They are a rock in this season of upheaval; of Appy State over Michigan and Stanford over USC. In 2007, Ohio State stands as a traditional bulwark against the gatecrashers swarming the BCS Top 10 -- your BC Eagles and Arizona State Sun Devils; your Oregons and Kansas Jayhawks and Mizzous. Going into Saturday's game against No. 21 Wisconsin, the undefeated Buckeyes stand atop the BCS poll. And that, frankly, rates as one of the larger surprises in a season of them.
Was it so wrong to expect Ohio State to fade from view for a season or two? Following its 41-14 pratfall against Florida in last season's national title game, this humbled program commenced hemorrhaging studs.
No, it was not wrong to expect his team to enter a valley, Buckeyes quarterback
Forgive me, Todd, for jumping to the unfair conclusion that you would spearhead a regression in the Buckeye offense; from the wide-open pyrotechnics of the Troy Smith era back to the dink-and-dunk days of
"Todd is a different player from Troy, but he's also a different player from Craig Krenzel and from
Ask the poor Penn State corners, whom Boeckman picked on right out of the gate in a commanding 37-17 win in Happy Valley last Saturday. A 6-5, 243-pound junior lauded for his accuracy and vision, Boeckman hit wide out
A polite, intelligent product of St. Henry (Ohio), where he was a four-year starter, Boeckman nonetheless strikes a cocksure note as he talks about taking what the defense gives him. "If I see that they're stacked at the line, I'm gonna hit 'em over the top."
The confidence in his tone is a measure of how far he's come in just two months. Asked to name the area in which he's improved the most, Boeckman speaks of a skyrocketing "confidence level ... the more reps you get, the more comfortable you're going to feel." Each passing week, he says, adds to his knowledge of "what my guys do best."
By "his guys," he means The Brians, who've proved to Buckeye Nation that there is life after Ginn and Gonzo. In alphabetical order, they are:
He does everything at one speed, says Buckeyes receivers coach
Hartline's 34 receptions include five touchdowns. But his season highlight was a school-record 90-yard punt return against Kent State. If B-Hart didn't exactly show a Ginn-like burst getting around the corner against the Golden Flashes, his friends aren't about to hold that against him. "Well, he set a school record," said Gonzalez, mustering as much tact as possible, "so you knew it was going to take awhile."

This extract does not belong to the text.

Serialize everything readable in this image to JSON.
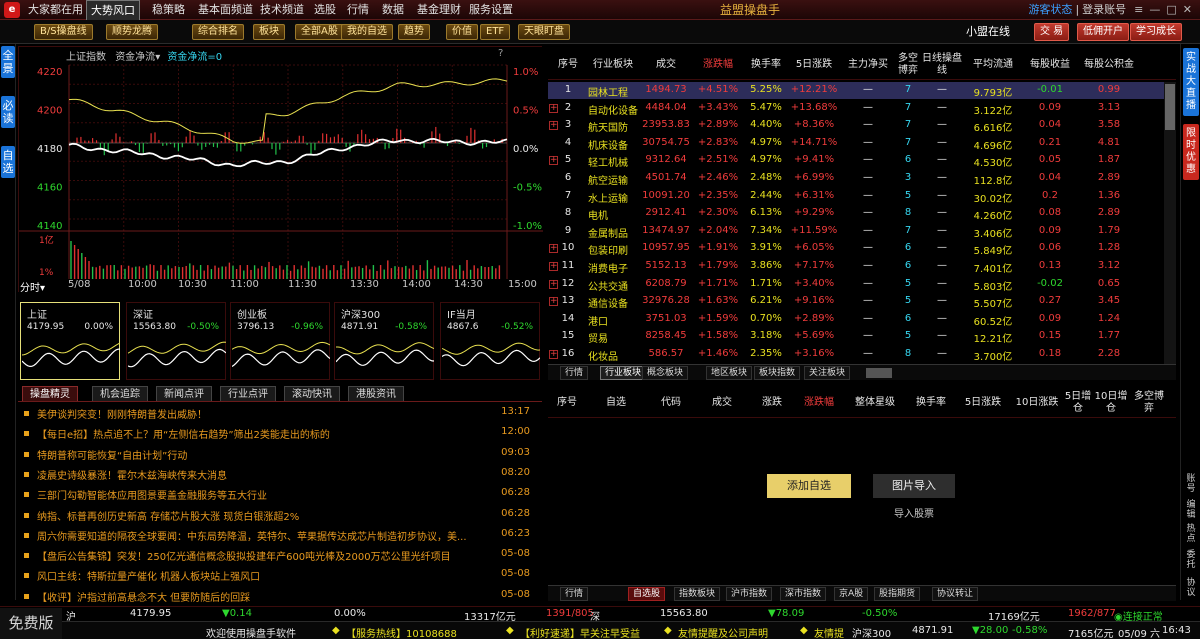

Let people think these Buckeyes don't have wheels. As Hartline says, "We've been attacking that misconception."
Unlike Hartline, who broke his leg as a high school senior and redshirted a year at Ohio State, Robiskie got into the mix as a true freshman. From the get-go, says Gonzalez, "Robo was a lot more mature than most incoming freshmen. He did the extra things. You didn't necessarily know what kind of player he was going to be, but you knew he was going to be the best player he
That talent includes Robiskie's "tremendous range," says Hazell, the receivers coach, "and very good speed." Deceptive speed. "Brian gets on you, he's got that long stride, and all the sudden he's by you," says Hazell, who saves for last perhaps his most obvious gift: an "uncanny" ability to
Robo is a master, says Hazell, of "the subtle push-off," the boxing out and gaining position to make that grab. And he doesn't give up on plays. That was Robiskie, you may recall, on the business end of Troy Smith's "Heisman moment" TD pass in the fourth quarter against Penn State a year ago. He ran a five-yard hitch, saw the protection collapse, went vertical, saw Smith reverse his field -- Heisman moments require at least one reversal of field -- and broke to his left across the end zone. "Troy saw him just before he popped open," says Hazell, "and let fly."
Almost as exciting, for Buckeyes fans, was the sight of the new guy, Boeckman, toying with the Nittanies a year later. That 60-yard bomb to Ray Small -- like Ginn a product of Glenville (Ohio) High, who may be, in time, better than either Brian -- gave the Bucks first and goal at the eight. Boeckman finished the drive with a TD pass to Robiskie, then changed gears. He fed the ball to
While it lost players to the NFL, Ohio State lost none of its versatility. "We can tighten it up this year, or we can spread it out," says Hazell. "We've had success both ways. We've got a bunch of guys at wideout we can win with. Our quarterback is doing an exceptional job, and we're playing behind the defense" -- the Buckeyes lead the nation in total defense -- "which helps immensely."
So stout is the Buckeyes' D, in other words, that Boeckman & Co. know they're going to get plenty of possessions.
After Wisconsin, Illinois comes to the Horseshoe. If those games go as expected, the Buckeyes will go to Ann Arbor with nothing less on the line than a berth in the national championship game.
How were so many people so wrong about the '07 Buckeyes?
"Everybody on the outside saw everything we lost," Robiskie explains. "But everyone on the inside saw the potential."
Boeckman, it turns out, isn't the only Buckeye with excellent vision.